We are Fire doors specialists in supplied and fitting doors.
What is a fire door?
How do fire doors work?
In brief, fire doors are there to save lives. They can vary greatly in design but all serve the same purpose of preventing loss of life and property in the event of a fire. Their construction enables buildings to compartmentalise and delay the spread of fire from one area to another. The two most important functions of a fire door are that, when closed, they can form a barrier to stop the spread of fire but, when opened, they can provide a means of escape. A well designed fire door will delay the spread of fire and smoke without causing too much hindrance to the movement of people and goods. The most common categories of fire doors are FD30 and FD60 fire doors which offer 30 and 60 minutes fire protection respectively.
Fire doors also contain several clever features to help them in their function:
Solid Timber Frame
The door itself is usually made from a solid timber frame and sometimes they are covered in fire-resistant glass for additional safety. This glass is made to be able to withstand exposure to heat in a fire test for at least 60 minutes before the temperature gets too high and the material begins to soften.
Edge Intumescent seal doors
Around the edges of the door will be something called the intumescent seal. This seal is designed to expand when temperatures reach beyond 200°C. Through this, the door helps to provide a seal for the gaps between the door and doorframe.
Threshold seals are also another helpful feature of fire doors. They are located at the bottom of the door and they seal under the door to prevent the flow of smoke and fire.
How are fire doors constructed?
FD30 (30 minutes) fire doors are usually 44/45mm thick whereas a standard door thickness is 35/40 mm.FD60 (60 minute) fire doors are the most commonly used in commercial settings and they are normally 54mm thick. Specially constructed fire doors can have a rating of 4 hours or more.
Most fire doors have a solid core construction. Popular materials include particleboard, flaxboard, magboard and solid timber.
The assembly of a fire door can vary greatly. One example of fire door construction is timber framing around a core of a laminated veneer. Others may have a lipping, which is 5-20mm thick, around the core with a veneer on top. However, there is no preferred construction method, as long as the desired fire rating is achieved.
When are fire doors required?
Fire doors are required in almost every building in the UK. The requirements, ratings, and locations of the fire doors varies depending on the type of building and its fire risk assessment. For private premises, it is advised to install fire doors where the risk is most imminent. This could be the kitchen or rooms which house a lot of electrical devices. If your property is a new build, it should have been subject to regulations ensuring certain doors are fire doors. In domestic homes more than two storeys high, there must be a fire door separating the stairwell and every habitable room. This includes all rooms on all levels. For mixed use buildings, the business and residential sections must be separated by fire doors.
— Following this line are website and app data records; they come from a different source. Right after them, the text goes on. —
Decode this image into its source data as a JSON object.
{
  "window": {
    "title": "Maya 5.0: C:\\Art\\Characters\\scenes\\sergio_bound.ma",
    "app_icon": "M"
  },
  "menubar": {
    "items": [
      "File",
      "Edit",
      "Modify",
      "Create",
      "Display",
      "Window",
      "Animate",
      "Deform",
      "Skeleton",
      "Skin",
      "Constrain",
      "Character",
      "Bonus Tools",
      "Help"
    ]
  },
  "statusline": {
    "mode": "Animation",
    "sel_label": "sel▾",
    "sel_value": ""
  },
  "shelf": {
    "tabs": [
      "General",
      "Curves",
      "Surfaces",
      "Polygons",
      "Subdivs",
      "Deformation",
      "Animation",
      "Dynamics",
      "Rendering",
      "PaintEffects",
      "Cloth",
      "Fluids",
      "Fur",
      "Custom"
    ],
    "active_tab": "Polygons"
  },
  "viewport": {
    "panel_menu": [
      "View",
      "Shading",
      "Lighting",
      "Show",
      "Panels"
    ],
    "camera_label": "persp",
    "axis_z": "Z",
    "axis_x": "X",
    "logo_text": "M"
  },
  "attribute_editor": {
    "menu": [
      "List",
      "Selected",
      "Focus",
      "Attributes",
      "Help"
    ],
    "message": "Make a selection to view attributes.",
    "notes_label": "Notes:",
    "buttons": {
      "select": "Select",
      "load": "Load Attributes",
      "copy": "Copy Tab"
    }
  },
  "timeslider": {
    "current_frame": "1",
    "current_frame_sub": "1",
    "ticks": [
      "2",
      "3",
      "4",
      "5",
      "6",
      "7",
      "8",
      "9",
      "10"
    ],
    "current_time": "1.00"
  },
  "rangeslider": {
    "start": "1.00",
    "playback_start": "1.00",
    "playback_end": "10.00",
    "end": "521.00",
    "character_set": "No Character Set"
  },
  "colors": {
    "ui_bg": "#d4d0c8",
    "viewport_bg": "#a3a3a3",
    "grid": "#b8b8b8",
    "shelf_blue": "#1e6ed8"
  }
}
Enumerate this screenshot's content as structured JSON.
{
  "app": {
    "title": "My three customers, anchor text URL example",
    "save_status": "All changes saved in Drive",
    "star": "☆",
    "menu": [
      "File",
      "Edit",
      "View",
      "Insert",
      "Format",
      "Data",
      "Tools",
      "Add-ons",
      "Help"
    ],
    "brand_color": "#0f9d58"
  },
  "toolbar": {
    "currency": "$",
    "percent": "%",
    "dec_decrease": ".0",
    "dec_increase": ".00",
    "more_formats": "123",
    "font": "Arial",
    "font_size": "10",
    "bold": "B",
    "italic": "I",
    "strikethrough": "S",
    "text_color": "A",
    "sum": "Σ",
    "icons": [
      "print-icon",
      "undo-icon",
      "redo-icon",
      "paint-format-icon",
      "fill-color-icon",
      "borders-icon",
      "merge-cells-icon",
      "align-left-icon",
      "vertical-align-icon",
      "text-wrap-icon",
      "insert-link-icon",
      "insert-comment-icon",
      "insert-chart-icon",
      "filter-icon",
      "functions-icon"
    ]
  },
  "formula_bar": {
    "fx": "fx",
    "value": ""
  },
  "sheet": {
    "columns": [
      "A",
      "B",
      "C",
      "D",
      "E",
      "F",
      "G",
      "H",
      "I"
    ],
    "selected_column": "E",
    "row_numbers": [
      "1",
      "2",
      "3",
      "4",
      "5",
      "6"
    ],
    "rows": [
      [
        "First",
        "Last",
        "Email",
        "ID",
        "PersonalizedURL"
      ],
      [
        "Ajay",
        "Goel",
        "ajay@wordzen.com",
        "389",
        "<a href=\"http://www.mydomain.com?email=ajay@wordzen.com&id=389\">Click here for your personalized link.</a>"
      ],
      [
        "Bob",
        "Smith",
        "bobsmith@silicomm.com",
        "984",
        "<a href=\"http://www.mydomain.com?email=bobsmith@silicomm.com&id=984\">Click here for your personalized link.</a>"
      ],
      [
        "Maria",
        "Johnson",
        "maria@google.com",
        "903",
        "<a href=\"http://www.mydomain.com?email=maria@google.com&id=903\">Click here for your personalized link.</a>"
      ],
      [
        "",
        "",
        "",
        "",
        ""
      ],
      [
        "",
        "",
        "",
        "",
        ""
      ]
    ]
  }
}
The guidance for non-domestic is a lot more complex. In addition to horizontal and vertical escape routes, all fire doors in non-domestic buildings are required to have the correct signage on both signs to indicate it is a fire door. You can read more about non-domestic regulations on gov.uk.
Fire door maintenance
Due to their importance in protecting lives and property, it is imperative that fire doors receive regular inspections and maintenance. The frequency of this maintenance depends on a variety of different factors, including the age and condition of the door. It has been suggested that a minimum six month inspection is needed. If you own a commercial or non-domestic property, there are strict regulations and guidelines to follow, ensuring the doors can withstand certain heats. Fire doors should always be fitted correctly by a competent installer, as they’re a carefully engineered fire safety device. Likewise, if you are a landlord, you have a responsibility, under the Regulatory Reform Fire Safety Order 2005 (FSO), to ensure your properties and tenants are safe. A landlord is viewed as the ‘responsible person’ and thus has a legal responsibility to their tenants, meaning can be criminally prosecuted if they do not fulfill their duties.
Five step fire door check:
If you suspect a building you’re in has a faulty fire door, don’t walk on by. Report it. You could save a life.
Look for a label or plug on top or sides of the door.1. Look for a label or plug on top or sides of the door.
Check the gaps around the top and sides of the door. Make sure they are consistently less than 4mm when the door is closed.
Check the intumescent seals around the door frame, make sure there’s no sign of damage.
Check all the hinges are firmly fixed and that there are no missing or broken screws.
Check the door closes firmly on a latch without sticking on the floor or the frame.